Great Barrier Reef Not ‘In Danger’, UNESCO Says
- Business & Finance
The Palaszczuk Government has welcomed the UNESCO World Heritage Committee’s decision not to list the Great Barrier Reef as ‘in danger’.
Speaking from Bonn, the Deputy Premier Jackie Trad said that the World Heritage Committee’s decision is a sensible one and acknowledgement of the Labor Government’s firm and swift action since coming to office.
“We are delighted the draft decision released in May, which recommended not to list the Great Barrier Reef as ‘in danger’, has been adopted,” Ms Trad said.
“The world has acknowledged the significant achievements and continuing work of the new Queensland Government to protect the reef for future generations.

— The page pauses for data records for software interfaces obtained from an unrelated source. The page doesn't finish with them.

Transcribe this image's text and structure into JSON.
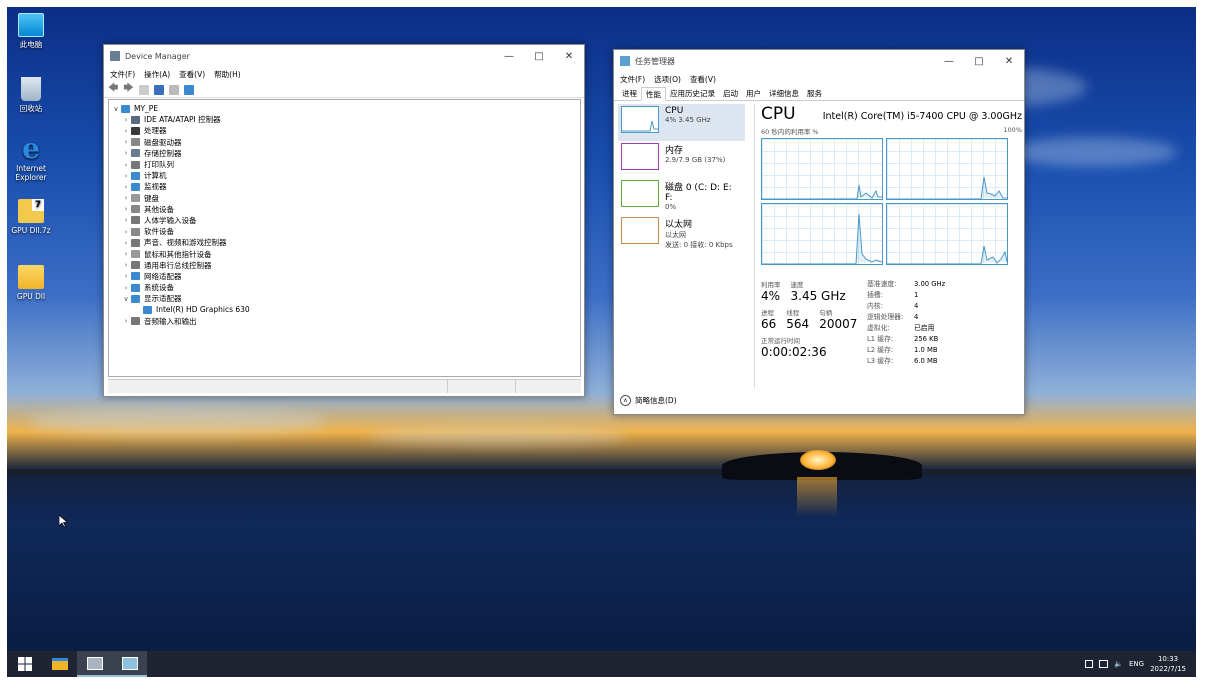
{
  "desktop": {
    "icons": [
      {
        "label": "此电脑",
        "icon": "computer-icon"
      },
      {
        "label": "回收站",
        "icon": "recycle-bin-icon"
      },
      {
        "label": "Internet\nExplorer",
        "icon": "ie-icon"
      },
      {
        "label": "GPU Dll.7z",
        "icon": "archive-icon"
      },
      {
        "label": "GPU Dll",
        "icon": "folder-icon"
      }
    ]
  },
  "device_manager": {
    "title": "Device Manager",
    "menu": [
      "文件(F)",
      "操作(A)",
      "查看(V)",
      "帮助(H)"
    ],
    "root": "MY_PE",
    "nodes": [
      {
        "label": "IDE ATA/ATAPI 控制器",
        "expanded": false,
        "color": "#5a6a80"
      },
      {
        "label": "处理器",
        "expanded": false,
        "color": "#3a3a3a"
      },
      {
        "label": "磁盘驱动器",
        "expanded": false,
        "color": "#888"
      },
      {
        "label": "存储控制器",
        "expanded": false,
        "color": "#6a7a90"
      },
      {
        "label": "打印队列",
        "expanded": false,
        "color": "#777"
      },
      {
        "label": "计算机",
        "expanded": false,
        "color": "#3a8ad0"
      },
      {
        "label": "监视器",
        "expanded": false,
        "color": "#3a8ad0"
      },
      {
        "label": "键盘",
        "expanded": false,
        "color": "#999"
      },
      {
        "label": "其他设备",
        "expanded": false,
        "color": "#888"
      },
      {
        "label": "人体学输入设备",
        "expanded": false,
        "color": "#777"
      },
      {
        "label": "软件设备",
        "expanded": false,
        "color": "#888"
      },
      {
        "label": "声音、视频和游戏控制器",
        "expanded": false,
        "color": "#777"
      },
      {
        "label": "鼠标和其他指针设备",
        "expanded": false,
        "color": "#999"
      },
      {
        "label": "通用串行总线控制器",
        "expanded": false,
        "color": "#777"
      },
      {
        "label": "网络适配器",
        "expanded": false,
        "color": "#3a8ad0"
      },
      {
        "label": "系统设备",
        "expanded": false,
        "color": "#3a8ad0"
      },
      {
        "label": "显示适配器",
        "expanded": true,
        "color": "#3a8ad0"
      },
      {
        "label": "Intel(R) HD Graphics 630",
        "child": true,
        "color": "#3a8ad0"
      },
      {
        "label": "音频输入和输出",
        "expanded": false,
        "color": "#777"
      }
    ]
  },
  "task_manager": {
    "title": "任务管理器",
    "menu": [
      "文件(F)",
      "选项(O)",
      "查看(V)"
    ],
    "tabs": [
      "进程",
      "性能",
      "应用历史记录",
      "启动",
      "用户",
      "详细信息",
      "服务"
    ],
    "active_tab": "性能",
    "side": [
      {
        "name": "CPU",
        "detail": "4% 3.45 GHz",
        "color": "#4a98c8"
      },
      {
        "name": "内存",
        "detail": "2.9/7.9 GB (37%)",
        "color": "#a040b0"
      },
      {
        "name": "磁盘 0 (C: D: E: F:",
        "detail": "0%",
        "color": "#60b040"
      },
      {
        "name": "以太网",
        "detail": "以太网",
        "detail2": "发送: 0  接收: 0 Kbps",
        "color": "#c08a50"
      }
    ],
    "cpu": {
      "title": "CPU",
      "name": "Intel(R) Core(TM) i5-7400 CPU @ 3.00GHz",
      "graph_label": "60 秒内的利用率 %",
      "graph_max": "100%",
      "utilization_label": "利用率",
      "utilization": "4%",
      "speed_label": "速度",
      "speed": "3.45 GHz",
      "processes_label": "进程",
      "processes": "66",
      "threads_label": "线程",
      "threads": "564",
      "handles_label": "句柄",
      "handles": "20007",
      "uptime_label": "正常运行时间",
      "uptime": "0:00:02:36",
      "specs": [
        {
          "k": "基准速度:",
          "v": "3.00 GHz"
        },
        {
          "k": "插槽:",
          "v": "1"
        },
        {
          "k": "内核:",
          "v": "4"
        },
        {
          "k": "逻辑处理器:",
          "v": "4"
        },
        {
          "k": "虚拟化:",
          "v": "已启用"
        },
        {
          "k": "L1 缓存:",
          "v": "256 KB"
        },
        {
          "k": "L2 缓存:",
          "v": "1.0 MB"
        },
        {
          "k": "L3 缓存:",
          "v": "6.0 MB"
        }
      ]
    },
    "brief": "简略信息(D)"
  },
  "taskbar": {
    "lang": "ENG",
    "time": "10:33",
    "date": "2022/7/15"
  }
}
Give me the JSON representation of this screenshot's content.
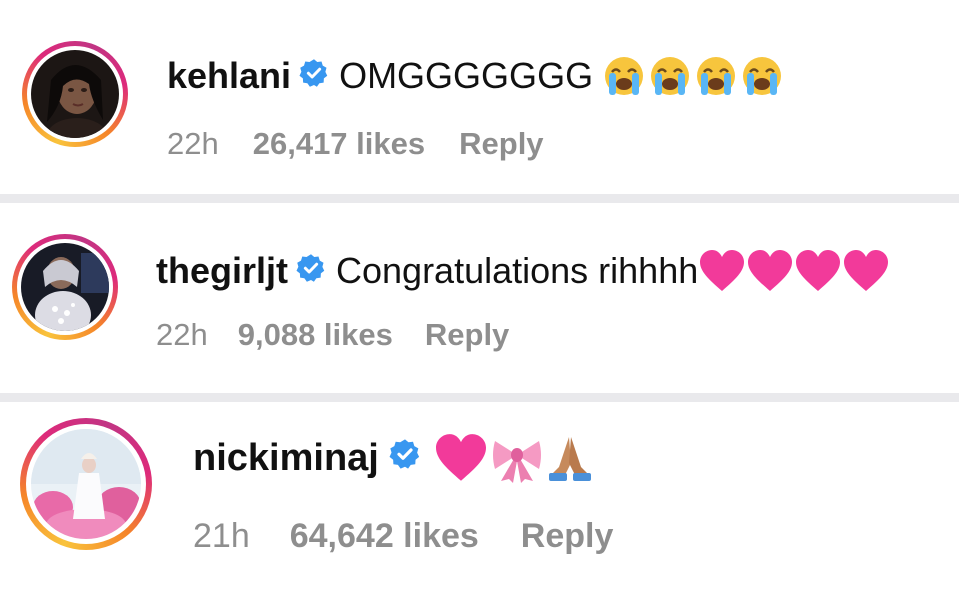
{
  "colors": {
    "verified_blue": "#3897f0",
    "meta_gray": "#8e8e8e",
    "heart_pink": "#f23a9a",
    "divider": "#e9e9ec"
  },
  "comments": [
    {
      "username": "kehlani",
      "verified": true,
      "text": "OMGGGGGGG",
      "emojis": [
        "loudly-crying-face",
        "loudly-crying-face",
        "loudly-crying-face",
        "loudly-crying-face"
      ],
      "time": "22h",
      "likes": "26,417 likes",
      "reply": "Reply"
    },
    {
      "username": "thegirljt",
      "verified": true,
      "text": "Congratulations rihhhh",
      "emojis": [
        "pink-heart",
        "pink-heart",
        "pink-heart",
        "pink-heart"
      ],
      "time": "22h",
      "likes": "9,088 likes",
      "reply": "Reply"
    },
    {
      "username": "nickiminaj",
      "verified": true,
      "text": "",
      "emojis": [
        "pink-heart",
        "pink-ribbon",
        "folded-hands"
      ],
      "time": "21h",
      "likes": "64,642 likes",
      "reply": "Reply"
    }
  ]
}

“The Reef 2050 long term sustainability plan is essential to keeping this natural wonder off the endangered list and the implementation of this plan will be critical.

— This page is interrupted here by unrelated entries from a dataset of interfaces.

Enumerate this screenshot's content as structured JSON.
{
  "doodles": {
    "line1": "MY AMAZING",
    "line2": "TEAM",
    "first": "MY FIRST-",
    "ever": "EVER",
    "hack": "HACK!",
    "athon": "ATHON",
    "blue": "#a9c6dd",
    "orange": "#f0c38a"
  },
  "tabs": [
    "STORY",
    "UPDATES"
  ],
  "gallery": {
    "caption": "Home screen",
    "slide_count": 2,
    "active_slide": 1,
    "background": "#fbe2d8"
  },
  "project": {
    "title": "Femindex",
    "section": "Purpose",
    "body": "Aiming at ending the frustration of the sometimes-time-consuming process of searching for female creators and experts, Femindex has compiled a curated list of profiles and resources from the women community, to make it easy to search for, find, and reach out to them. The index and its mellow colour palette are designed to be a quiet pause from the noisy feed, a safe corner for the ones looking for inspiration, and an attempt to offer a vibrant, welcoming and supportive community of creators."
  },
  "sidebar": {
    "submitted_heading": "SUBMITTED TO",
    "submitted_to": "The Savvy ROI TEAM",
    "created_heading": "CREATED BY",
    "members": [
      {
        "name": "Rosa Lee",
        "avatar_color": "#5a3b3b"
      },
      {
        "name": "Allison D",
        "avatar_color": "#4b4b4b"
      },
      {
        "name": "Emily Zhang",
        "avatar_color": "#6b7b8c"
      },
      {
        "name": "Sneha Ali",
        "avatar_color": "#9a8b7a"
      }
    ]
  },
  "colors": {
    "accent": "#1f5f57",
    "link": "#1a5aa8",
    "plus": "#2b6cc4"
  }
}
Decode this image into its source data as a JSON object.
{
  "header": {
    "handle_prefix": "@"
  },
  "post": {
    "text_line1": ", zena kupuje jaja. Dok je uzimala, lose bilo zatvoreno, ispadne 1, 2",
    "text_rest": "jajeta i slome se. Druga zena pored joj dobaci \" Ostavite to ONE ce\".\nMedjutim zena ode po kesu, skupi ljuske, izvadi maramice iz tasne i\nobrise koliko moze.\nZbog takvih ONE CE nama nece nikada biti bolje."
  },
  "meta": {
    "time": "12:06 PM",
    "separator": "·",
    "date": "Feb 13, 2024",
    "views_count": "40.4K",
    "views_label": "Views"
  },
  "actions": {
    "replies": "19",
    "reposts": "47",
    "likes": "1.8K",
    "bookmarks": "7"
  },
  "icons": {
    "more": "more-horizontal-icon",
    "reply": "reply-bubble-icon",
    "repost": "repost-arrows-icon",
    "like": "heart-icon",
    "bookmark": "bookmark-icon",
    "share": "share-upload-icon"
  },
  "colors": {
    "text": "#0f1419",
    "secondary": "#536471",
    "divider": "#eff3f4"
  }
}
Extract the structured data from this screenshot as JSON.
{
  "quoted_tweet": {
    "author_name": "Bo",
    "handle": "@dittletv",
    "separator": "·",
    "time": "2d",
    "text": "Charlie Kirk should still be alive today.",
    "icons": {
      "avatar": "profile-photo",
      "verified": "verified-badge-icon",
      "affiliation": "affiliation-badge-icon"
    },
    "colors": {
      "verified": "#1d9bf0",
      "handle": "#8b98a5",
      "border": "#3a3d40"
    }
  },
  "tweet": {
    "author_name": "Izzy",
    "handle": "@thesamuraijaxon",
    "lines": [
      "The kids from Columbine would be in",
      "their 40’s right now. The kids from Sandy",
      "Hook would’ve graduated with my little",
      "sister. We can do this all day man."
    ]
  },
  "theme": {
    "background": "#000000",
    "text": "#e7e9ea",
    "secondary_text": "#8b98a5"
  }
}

“Our government is committed to delivering on our election commitments.
“It is important to note that climate change remains the biggest threat to future of the Great Barrier Reef and the Palaszczuk Government is committed to supporting climate action.”
Minister for the Great Barrier Reef Dr Steven Miles said that the decision affirmed the Queensland Government’s commitment to protecting the reef and the jobs it provides.
“It sends a strong message to the world that we are standing up to save this international icon and have taken decisive steps to turn the health of the reef around,” Dr Miles said.
“Tourists can rest assured that the reef will continue to be one of the best managed marine areas in the world and I encourage them to come and visit this living wonder.”
Dr Miles said that the Queensland Government was proud of its significant achievements since coming to office including the recent introduction of the Sustainable Ports Development Bill 2015.
“This bill bans capital dredging for the development of new or existing ports, except for the four major ports, and bans disposal of capital dredge spoil from ports within the Great Barrier Reef World Heritage Area,” he said.
“The Great Barrier Reef has been a significant focus at this year’s UNESCO World Heritage Committee meetings and we have now been given time to get on with the job of implementing our Reef 2050 Plan.”
Ms Trad and Dr Miles have been in Bonn, Germany championing the work the government has done to tackle the short and medium-term risks to reef health.